WITH many towns switching on their Christmas lights and a myriad of festive adverts now appearing on the television, I’m sure we will all be tired before Christmas itself arrives (except for kids, for whom it cannot come fast enough!).

Although Christmas week is the time when I sow my exhibition onions and leeks, I prefer the Robinson strain of marathon improved onions and leeks, which when fully grown make very large specimens for the show bench but are also good for eating.

Sowing seeds is something I seem to do throughout the year and earlier this week I sowed some lupins, verbascums, foxgloves and sweet peas which have been sown in pots and celled trays and placed in my cold frame to germinate over the winter. By sowing them now, these will provide slightly earlier blooms for next summer.

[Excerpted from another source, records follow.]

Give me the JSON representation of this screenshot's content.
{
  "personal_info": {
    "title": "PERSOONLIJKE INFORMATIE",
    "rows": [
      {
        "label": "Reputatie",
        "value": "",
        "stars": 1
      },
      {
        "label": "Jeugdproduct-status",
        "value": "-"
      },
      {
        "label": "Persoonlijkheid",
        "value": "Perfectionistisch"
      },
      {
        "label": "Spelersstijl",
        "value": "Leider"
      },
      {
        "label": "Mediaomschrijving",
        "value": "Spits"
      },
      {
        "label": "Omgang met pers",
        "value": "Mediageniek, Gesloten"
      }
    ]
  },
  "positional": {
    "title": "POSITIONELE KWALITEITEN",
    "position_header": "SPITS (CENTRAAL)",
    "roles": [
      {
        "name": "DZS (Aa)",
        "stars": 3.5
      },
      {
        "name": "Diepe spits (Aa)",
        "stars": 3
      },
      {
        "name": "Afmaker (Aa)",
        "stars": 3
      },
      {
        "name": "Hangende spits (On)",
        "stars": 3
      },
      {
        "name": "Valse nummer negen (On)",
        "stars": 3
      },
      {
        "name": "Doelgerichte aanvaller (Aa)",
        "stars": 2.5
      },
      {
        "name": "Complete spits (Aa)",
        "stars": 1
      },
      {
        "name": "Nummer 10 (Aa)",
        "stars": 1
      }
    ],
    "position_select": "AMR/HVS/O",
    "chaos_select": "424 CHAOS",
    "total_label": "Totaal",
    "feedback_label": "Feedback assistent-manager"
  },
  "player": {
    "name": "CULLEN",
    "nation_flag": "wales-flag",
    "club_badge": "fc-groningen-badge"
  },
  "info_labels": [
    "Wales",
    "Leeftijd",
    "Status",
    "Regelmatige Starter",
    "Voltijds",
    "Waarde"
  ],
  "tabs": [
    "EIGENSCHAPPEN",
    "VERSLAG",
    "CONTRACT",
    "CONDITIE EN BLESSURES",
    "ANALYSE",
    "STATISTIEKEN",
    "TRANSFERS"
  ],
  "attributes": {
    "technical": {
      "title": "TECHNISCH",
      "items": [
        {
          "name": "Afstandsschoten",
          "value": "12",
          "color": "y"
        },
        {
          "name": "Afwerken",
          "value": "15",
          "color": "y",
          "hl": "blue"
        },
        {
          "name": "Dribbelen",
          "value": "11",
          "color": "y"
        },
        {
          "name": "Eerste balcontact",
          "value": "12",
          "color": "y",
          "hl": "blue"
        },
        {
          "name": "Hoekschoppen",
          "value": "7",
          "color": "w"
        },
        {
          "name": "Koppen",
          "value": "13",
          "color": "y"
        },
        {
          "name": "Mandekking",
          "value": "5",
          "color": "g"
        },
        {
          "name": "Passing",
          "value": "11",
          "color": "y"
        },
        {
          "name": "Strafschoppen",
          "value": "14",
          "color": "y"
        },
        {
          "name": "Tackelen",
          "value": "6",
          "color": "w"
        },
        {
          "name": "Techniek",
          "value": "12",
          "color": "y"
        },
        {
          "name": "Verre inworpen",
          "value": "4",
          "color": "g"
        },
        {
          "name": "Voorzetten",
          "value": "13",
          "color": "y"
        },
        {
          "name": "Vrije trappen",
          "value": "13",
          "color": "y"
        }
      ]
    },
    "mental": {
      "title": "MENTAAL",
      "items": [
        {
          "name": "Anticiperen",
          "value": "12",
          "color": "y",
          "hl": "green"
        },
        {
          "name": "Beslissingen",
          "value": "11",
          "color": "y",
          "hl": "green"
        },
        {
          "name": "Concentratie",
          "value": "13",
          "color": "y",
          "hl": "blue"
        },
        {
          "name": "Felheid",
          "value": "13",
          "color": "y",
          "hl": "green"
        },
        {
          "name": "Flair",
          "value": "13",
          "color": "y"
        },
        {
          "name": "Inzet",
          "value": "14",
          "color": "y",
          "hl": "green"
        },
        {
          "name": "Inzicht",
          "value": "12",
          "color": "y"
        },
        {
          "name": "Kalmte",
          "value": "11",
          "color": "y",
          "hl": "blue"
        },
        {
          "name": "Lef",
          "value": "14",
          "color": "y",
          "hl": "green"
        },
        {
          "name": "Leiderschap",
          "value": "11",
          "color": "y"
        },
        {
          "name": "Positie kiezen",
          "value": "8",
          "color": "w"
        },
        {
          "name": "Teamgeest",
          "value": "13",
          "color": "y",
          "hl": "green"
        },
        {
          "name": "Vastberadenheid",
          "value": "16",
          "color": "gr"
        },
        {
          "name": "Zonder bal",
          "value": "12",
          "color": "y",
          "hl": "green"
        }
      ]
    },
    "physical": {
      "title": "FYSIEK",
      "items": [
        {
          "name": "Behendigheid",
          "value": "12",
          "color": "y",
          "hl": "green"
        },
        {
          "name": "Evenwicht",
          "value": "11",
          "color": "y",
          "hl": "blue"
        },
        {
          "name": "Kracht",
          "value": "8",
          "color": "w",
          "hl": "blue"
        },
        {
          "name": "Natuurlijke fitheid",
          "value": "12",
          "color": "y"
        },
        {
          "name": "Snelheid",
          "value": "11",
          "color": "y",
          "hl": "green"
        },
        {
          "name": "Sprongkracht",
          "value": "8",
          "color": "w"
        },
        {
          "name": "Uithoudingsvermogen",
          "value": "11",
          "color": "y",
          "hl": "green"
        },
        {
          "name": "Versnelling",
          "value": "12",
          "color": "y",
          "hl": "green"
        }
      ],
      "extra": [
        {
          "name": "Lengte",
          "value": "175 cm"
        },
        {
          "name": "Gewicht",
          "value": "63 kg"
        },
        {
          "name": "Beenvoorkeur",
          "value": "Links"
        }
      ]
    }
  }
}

I also have a heated windowsill propagator in which I've sown a few pots of herbs, such as basil, chives, dill and parsley. These will be grown in the kitchen windowsill and used as they grow. I have also sown some spring onions, winter-hardy lettuce and pak choi, which I will be planting under cloches in my kitchen garden in the new year.

Despite the recent frosty weather, it is good to see my first-batch sowings of garden peas and broad beans are germinating well – it shows that we still have some warmth in the ground. I’m thinking of covering the germinating peas with garden fleece to give some added winter protection, though mainly to stop pests eating the young shoots. Talking of young shoots, it’s also good to see that my autumn planted garlic, shallots and onions bursting into growth. They have kept me busy with pulling out germinating weeds growing between the emerging shoots.

The frosts have in effect killed my sweetcorn plants, so I have harvested the cobs that were left and popped them in the freezer. I have now prepared the ground and intend to plant my spring cabbages, which are currently growing in small pots.

The kitchen garden has done well this year and the crops I planted in the late spring and early summer are going to provide the Christmas meal. The brassicas and root vegetables are looking great and the frosty weather will help to sweeten then up a bit. As the weather cools it helps to preserve the crops from bolting and being harvested in one batch as for summer crops. I often find that cauliflower is the one crop which seems to go to seed so easily, even over winter, so it often ends up in the freezer.

The problem with having a kitchen garden full of crops over the winter is the threat from pests that may be scavenging for food at a barren time of the year, mainly from birds or rabbits. I find that covering the crops with netting and pinning it down to the ground helps to protect them.

Talking of Christmas, as you can see from my photograph this week my Cotoneaster ‘Cornubia’ is looking very Christmassy with all its red berries. This particular one is one of the largest cotoneasters, making a large shrub or – with a bit of selective pruning – a small tree.

I grow this form because I was wanting a plant with a bit of height that give seasonal interest. In the spring it produces masses of white flowers which are densely clustered. These then produces large berries which are among the largest in the genus. The pea-sized berries turn shades of vivid red in the late autumn and well into late winter if the birds leave them alone. This cotoneaster has also been given the prestigious RHS Award of Garden Merit (AGM) which means it has something special about it. Although, it seems to germinate fairly easy from seed, I prefer to take semi-hardwood cutting which I find are easy to root and do more quickly establish, though remember it’s a tall growing and bushy plant that needs a bit of room in the garden.